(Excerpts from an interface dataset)
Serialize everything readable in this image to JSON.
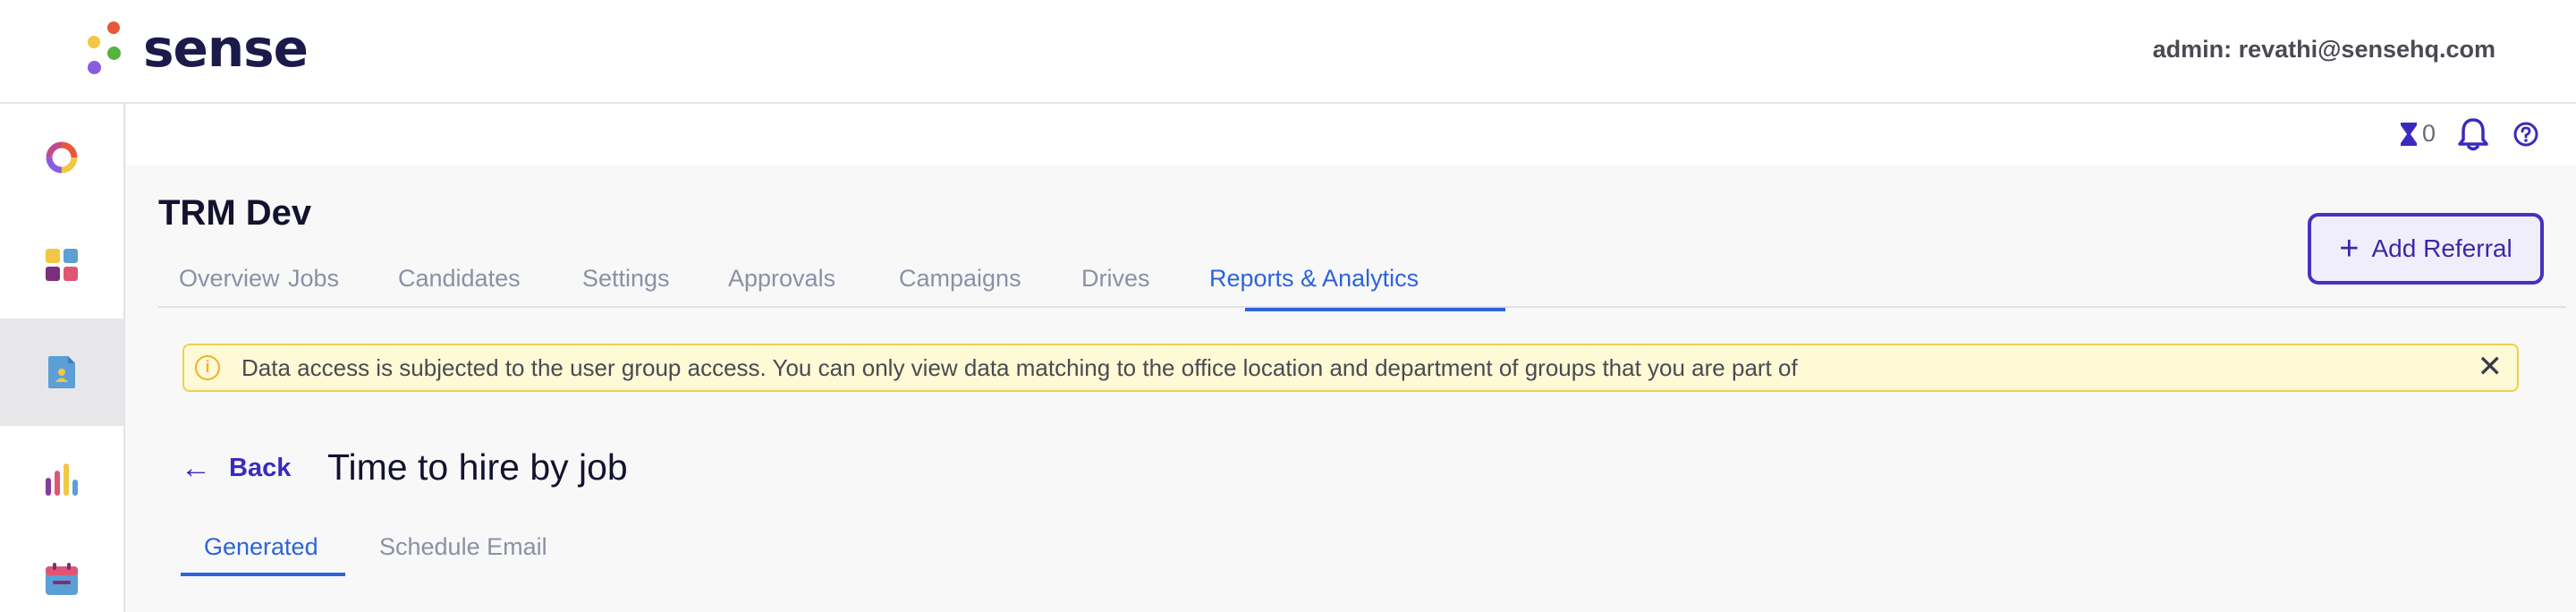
{
  "brand": {
    "name": "sense"
  },
  "header": {
    "admin_label": "admin: revathi@sensehq.com"
  },
  "sidebar": {
    "items": [
      {
        "icon": "ring-chart-icon",
        "active": false
      },
      {
        "icon": "grid-apps-icon",
        "active": false
      },
      {
        "icon": "document-user-icon",
        "active": true
      },
      {
        "icon": "bar-chart-icon",
        "active": false
      },
      {
        "icon": "calendar-icon",
        "active": false
      }
    ]
  },
  "utility": {
    "hourglass_count": "0",
    "icons": [
      "hourglass-icon",
      "bell-icon",
      "help-icon"
    ]
  },
  "project": {
    "title": "TRM Dev"
  },
  "tabs": [
    {
      "label": "Overview"
    },
    {
      "label": "Jobs"
    },
    {
      "label": "Candidates"
    },
    {
      "label": "Settings"
    },
    {
      "label": "Approvals"
    },
    {
      "label": "Campaigns"
    },
    {
      "label": "Drives"
    },
    {
      "label": "Reports & Analytics",
      "active": true
    }
  ],
  "actions": {
    "add_referral": "Add Referral"
  },
  "notice": {
    "text": "Data access is subjected to the user group access. You can only view data matching to the office location and department of groups that you are part of"
  },
  "report": {
    "back_label": "Back",
    "title": "Time to hire by job"
  },
  "subtabs": [
    {
      "label": "Generated",
      "active": true
    },
    {
      "label": "Schedule Email",
      "active": false
    }
  ],
  "colors": {
    "accent_blue": "#2d64d8",
    "brand_purple": "#4b2fc1",
    "notice_bg": "#fff9d6",
    "notice_border": "#efd04c"
  }
}
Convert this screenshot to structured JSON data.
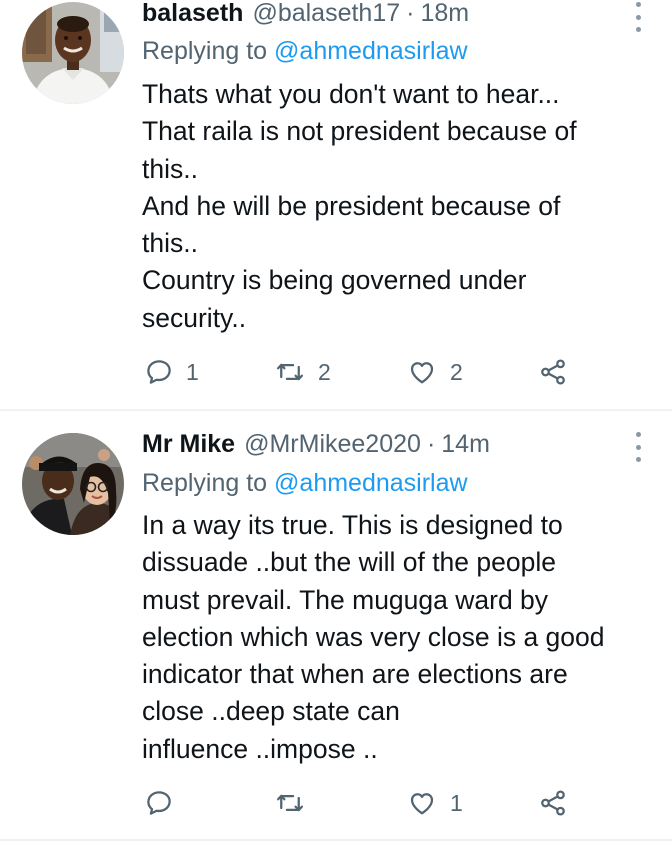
{
  "tweets": [
    {
      "display_name": "balaseth",
      "handle": "@balaseth17",
      "separator": "·",
      "time": "18m",
      "replying_prefix": "Replying to",
      "replying_to": "@ahmednasirlaw",
      "text_lines": [
        "Thats what you don't want to hear...",
        "That raila is not president because of",
        "this..",
        "And he will be president because of",
        "this..",
        "Country is being governed under",
        "security.."
      ],
      "reply_count": "1",
      "retweet_count": "2",
      "like_count": "2"
    },
    {
      "display_name": "Mr Mike",
      "handle": "@MrMikee2020",
      "separator": "·",
      "time": "14m",
      "replying_prefix": "Replying to",
      "replying_to": "@ahmednasirlaw",
      "text_lines": [
        "In a way its true. This is designed to",
        "dissuade ..but the will of the people",
        "must prevail. The muguga ward by",
        "election which was very close is a good",
        "indicator that when are elections are",
        "close ..deep state can",
        "influence ..impose .."
      ],
      "reply_count": "",
      "retweet_count": "",
      "like_count": "1"
    }
  ],
  "icons": {
    "reply": "reply-bubble-icon",
    "retweet": "retweet-icon",
    "like": "heart-icon",
    "share": "share-icon",
    "more": "more-vertical-icon"
  },
  "colors": {
    "text": "#0f1419",
    "secondary": "#536471",
    "link": "#1d9bf0",
    "divider": "#eff3f4"
  }
}
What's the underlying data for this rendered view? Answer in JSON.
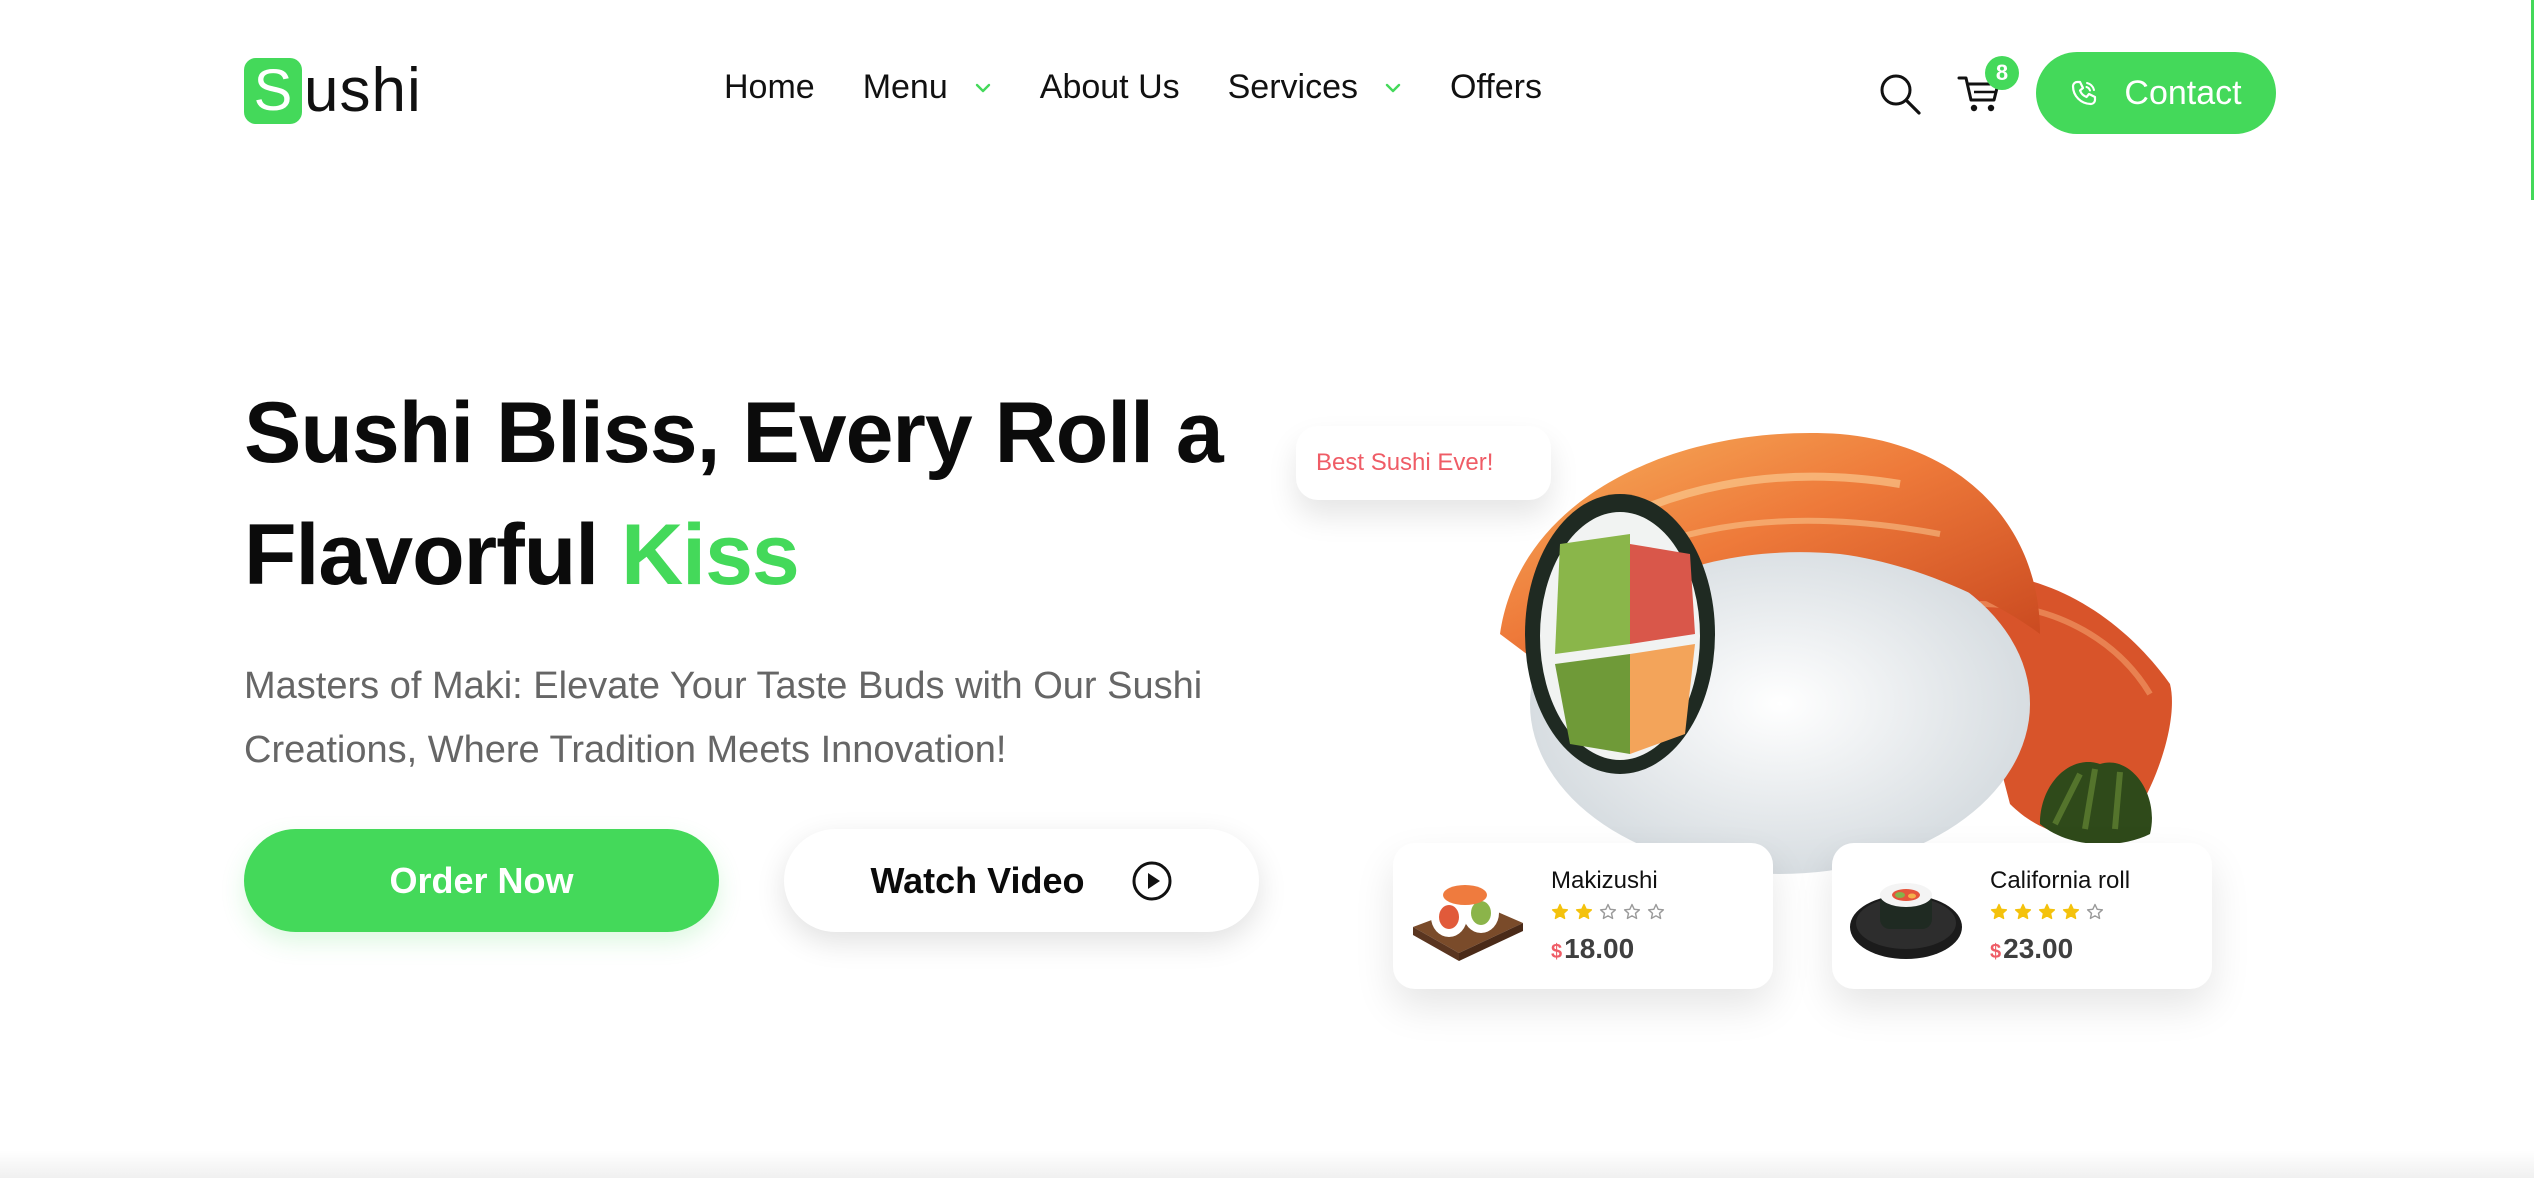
{
  "brand": {
    "logo_letter": "S",
    "logo_rest": "ushi",
    "accent_color": "#44d95a",
    "price_currency_color": "#ef5c66"
  },
  "nav": {
    "items": [
      {
        "label": "Home",
        "has_dropdown": false
      },
      {
        "label": "Menu",
        "has_dropdown": true
      },
      {
        "label": "About Us",
        "has_dropdown": false
      },
      {
        "label": "Services",
        "has_dropdown": true
      },
      {
        "label": "Offers",
        "has_dropdown": false
      }
    ]
  },
  "header_actions": {
    "search_icon": "search-icon",
    "cart_icon": "cart-icon",
    "cart_count": "8",
    "contact_label": "Contact",
    "contact_icon": "phone-icon"
  },
  "hero": {
    "title_line1": "Sushi Bliss, Every Roll a",
    "title_line2_main": "Flavorful",
    "title_line2_accent": "Kiss",
    "subtitle": "Masters of Maki: Elevate Your Taste Buds with Our Sushi Creations, Where Tradition Meets Innovation!",
    "order_button": "Order Now",
    "watch_button": "Watch Video",
    "bubble_text": "Best Sushi Ever!"
  },
  "products": [
    {
      "name": "Makizushi",
      "rating": 2,
      "max_rating": 5,
      "currency": "$",
      "price": "18.00"
    },
    {
      "name": "California roll",
      "rating": 4,
      "max_rating": 5,
      "currency": "$",
      "price": "23.00"
    }
  ]
}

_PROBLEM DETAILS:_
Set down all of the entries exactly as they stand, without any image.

_EXERCISE RESULT:_
Serialize everything readable in this image to JSON.
{
  "brand": {
    "name": "sense"
  },
  "header": {
    "admin_label": "admin: revathi@sensehq.com"
  },
  "sidebar": {
    "items": [
      {
        "icon": "ring-chart-icon",
        "active": false
      },
      {
        "icon": "grid-apps-icon",
        "active": false
      },
      {
        "icon": "document-user-icon",
        "active": true
      },
      {
        "icon": "bar-chart-icon",
        "active": false
      },
      {
        "icon": "calendar-icon",
        "active": false
      }
    ]
  },
  "utility": {
    "hourglass_count": "0",
    "icons": [
      "hourglass-icon",
      "bell-icon",
      "help-icon"
    ]
  },
  "project": {
    "title": "TRM Dev"
  },
  "tabs": [
    {
      "label": "Overview"
    },
    {
      "label": "Jobs"
    },
    {
      "label": "Candidates"
    },
    {
      "label": "Settings"
    },
    {
      "label": "Approvals"
    },
    {
      "label": "Campaigns"
    },
    {
      "label": "Drives"
    },
    {
      "label": "Reports & Analytics",
      "active": true
    }
  ],
  "actions": {
    "add_referral": "Add Referral"
  },
  "notice": {
    "text": "Data access is subjected to the user group access. You can only view data matching to the office location and department of groups that you are part of"
  },
  "report": {
    "back_label": "Back",
    "title": "Time to hire by job"
  },
  "subtabs": [
    {
      "label": "Generated",
      "active": true
    },
    {
      "label": "Schedule Email",
      "active": false
    }
  ],
  "colors": {
    "accent_blue": "#2d64d8",
    "brand_purple": "#4b2fc1",
    "notice_bg": "#fff9d6",
    "notice_border": "#efd04c"
  }
}
Convert this screenshot to structured JSON data.
{
  "tweets": [
    {
      "display_name": "balaseth",
      "handle": "@balaseth17",
      "separator": "·",
      "time": "18m",
      "replying_prefix": "Replying to",
      "replying_to": "@ahmednasirlaw",
      "text_lines": [
        "Thats what you don't want to hear...",
        "That raila is not president because of",
        "this..",
        "And he will be president because of",
        "this..",
        "Country is being governed under",
        "security.."
      ],
      "reply_count": "1",
      "retweet_count": "2",
      "like_count": "2"
    },
    {
      "display_name": "Mr Mike",
      "handle": "@MrMikee2020",
      "separator": "·",
      "time": "14m",
      "replying_prefix": "Replying to",
      "replying_to": "@ahmednasirlaw",
      "text_lines": [
        "In a way its true. This is designed to",
        "dissuade ..but the will of the people",
        "must prevail. The muguga ward by",
        "election which was very close is a good",
        "indicator that when are elections are",
        "close ..deep state can",
        "influence ..impose .."
      ],
      "reply_count": "",
      "retweet_count": "",
      "like_count": "1"
    }
  ],
  "icons": {
    "reply": "reply-bubble-icon",
    "retweet": "retweet-icon",
    "like": "heart-icon",
    "share": "share-icon",
    "more": "more-vertical-icon"
  },
  "colors": {
    "text": "#0f1419",
    "secondary": "#536471",
    "link": "#1d9bf0",
    "divider": "#eff3f4"
  }
}
What's the underlying data for this rendered view? Answer in JSON.
{
  "brand": {
    "logo_letter": "S",
    "logo_rest": "ushi",
    "accent_color": "#44d95a",
    "price_currency_color": "#ef5c66"
  },
  "nav": {
    "items": [
      {
        "label": "Home",
        "has_dropdown": false
      },
      {
        "label": "Menu",
        "has_dropdown": true
      },
      {
        "label": "About Us",
        "has_dropdown": false
      },
      {
        "label": "Services",
        "has_dropdown": true
      },
      {
        "label": "Offers",
        "has_dropdown": false
      }
    ]
  },
  "header_actions": {
    "search_icon": "search-icon",
    "cart_icon": "cart-icon",
    "cart_count": "8",
    "contact_label": "Contact",
    "contact_icon": "phone-icon"
  },
  "hero": {
    "title_line1": "Sushi Bliss, Every Roll a",
    "title_line2_main": "Flavorful",
    "title_line2_accent": "Kiss",
    "subtitle": "Masters of Maki: Elevate Your Taste Buds with Our Sushi Creations, Where Tradition Meets Innovation!",
    "order_button": "Order Now",
    "watch_button": "Watch Video",
    "bubble_text": "Best Sushi Ever!"
  },
  "products": [
    {
      "name": "Makizushi",
      "rating": 2,
      "max_rating": 5,
      "currency": "$",
      "price": "18.00"
    },
    {
      "name": "California roll",
      "rating": 4,
      "max_rating": 5,
      "currency": "$",
      "price": "23.00"
    }
  ]
}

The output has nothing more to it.